When A Fictional Book Becomes Reality

When Carrie Bradshaw started reading Love Letters of Great Men in the first Sex and the City movie, everyone (including me) wanted a copy.  Originally created as a prop, disappointed fans did not have to wait long for the anthology to (magically) line booksellers’ shelves.  I have a copy and have probably opened it a half dozen times.  If a movie would do that, it’s no wonder than that a TV show would eventually follow suit.

In the fourth season of Younger, the publisher’s ex-wife comes to Empirical Press with an autobiographical novel about a woman who runs away from her husband and children to find herself.  Knowing that the book would cause a scandal if published anywhere else, they decide to publish it and the love triangle between Liza, Charles and Pauline (Charles’ ex) emerges.  Both the upcoming book AND the love triangle become the prominent storyline for the remainder of season 4/spilling into season 5.

Exactly two weeks ago Season 5 of Younger premiered.  And to coincide with the new season, Simon & Schuster published a real-life version of Marriage Vacation on the very same day.  (Side note: Younger is actually based on a 2005 book of the same name by Pamela Redmond Satran that S&S also published.)  And if you were wondering what all the hype was about with page 58, now it your chance to read it!

Set as a standalone novel, Marriage Vacation follows Kate Carmichael as she flies halfway across the world, leaving her family behind to clear her head and reconnect with the person she used to be.  At times both humorous and thought provoking, this is the perfect novel for the summer (even if you’ve never watched the show)!

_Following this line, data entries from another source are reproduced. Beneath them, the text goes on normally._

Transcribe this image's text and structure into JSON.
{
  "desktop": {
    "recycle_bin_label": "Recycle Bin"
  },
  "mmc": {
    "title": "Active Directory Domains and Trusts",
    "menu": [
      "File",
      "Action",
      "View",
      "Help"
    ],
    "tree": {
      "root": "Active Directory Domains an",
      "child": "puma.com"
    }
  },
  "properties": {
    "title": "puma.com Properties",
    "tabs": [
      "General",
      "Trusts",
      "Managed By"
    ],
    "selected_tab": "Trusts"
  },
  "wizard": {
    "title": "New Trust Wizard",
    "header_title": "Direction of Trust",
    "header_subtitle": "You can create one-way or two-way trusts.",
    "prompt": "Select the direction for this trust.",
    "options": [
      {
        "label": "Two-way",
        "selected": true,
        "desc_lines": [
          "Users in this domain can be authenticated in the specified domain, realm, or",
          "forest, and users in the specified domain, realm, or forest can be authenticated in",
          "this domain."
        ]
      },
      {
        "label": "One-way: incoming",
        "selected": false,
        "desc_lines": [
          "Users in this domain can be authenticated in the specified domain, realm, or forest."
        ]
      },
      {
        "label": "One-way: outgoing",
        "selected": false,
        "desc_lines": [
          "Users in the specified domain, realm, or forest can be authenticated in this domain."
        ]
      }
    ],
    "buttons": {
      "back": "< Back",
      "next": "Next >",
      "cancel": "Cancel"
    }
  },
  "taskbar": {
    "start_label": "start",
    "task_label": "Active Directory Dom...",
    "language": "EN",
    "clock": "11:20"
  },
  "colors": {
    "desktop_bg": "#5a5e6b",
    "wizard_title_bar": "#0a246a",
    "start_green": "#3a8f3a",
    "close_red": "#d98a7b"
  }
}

Unknown.jpeg
Marriage Vacation by Pauline Turner Brooks. June 5, 2018 Simon & Schuster.
Advertisements

Ashley Hay’s The Railwayman’s Wife

If I could describe reading Ashley Hay’s The Railwayman’s Wife briefly, I would say that it was like going on a journey of the soul. One year in the life of a widow, trying to make sense of a world that took her husband away from her, learning how to navigate life in an unfamiliar way, and discovering new facets about herself. It is about love and loss, and finding oneself again after your whole world has crumbled.

The protagonist, Anikka Lachlan – Ani – goes through quite the transformation. In the beginning of the novel, Ani is content with her life as a wife, a mother, a homemaker. She is a voracious reader, frequently getting lost in the pages of a book, but her life is calm, relaxed. There is a ‘stillness’ about her. She’s careful in her actions, always holding back as though she’s afraid that someone will notice her, afraid to let go and live in the moment. Unlike her husband, Mac, who we get to know – both through Ani’s memories and individual chapters – as a man who isn’t afraid to let life grab a hold of him and lead him. She is docile with him, complacent. After his death, Ani has no choice but to reinvent herself, and by the end of the novel, she is able to act carefree, doing cartwheels on the beach and actually wishing for an audience.

Ani is not the only character that we see go through a transformation. Roy McKinnon and Frank Draper return home three years after the end of WWII changed men. Before the war Roy had been a teacher. He is also a poet, having published a poem while he was away. Roy walks around aimlessly searching for something to write about, discouraged by his inability to write in a peaceful setting, until he befriends Ani, finally finding the inspiration that he needs to write again. As a doctor, Frank saw a lot more death than he could have imagined while he was away and felt helpless to stop it. It is only after he resumes his relationship with Roy’s sister and gets to know Ani that he is able to start enjoying life again.

It only took me three days to read this and I distinctly remember two times when it brought me to tears. The first was after we learn of Mac’s death, and the second when something completely unexpected occurs. The novel is full of beautiful prose and descriptions, and teaches you that life does not end with death, that sometimes it can be reborn.

 

“The oceans and the skies…and the sun coming up each new day. That’s all there is, I think. That’s all that matters to think on.”

The Railwayman's Wife by Ashley Hay, coming April 2016
The Railwayman’s Wife by Ashley Hay. Coming April 2016. Atria Books.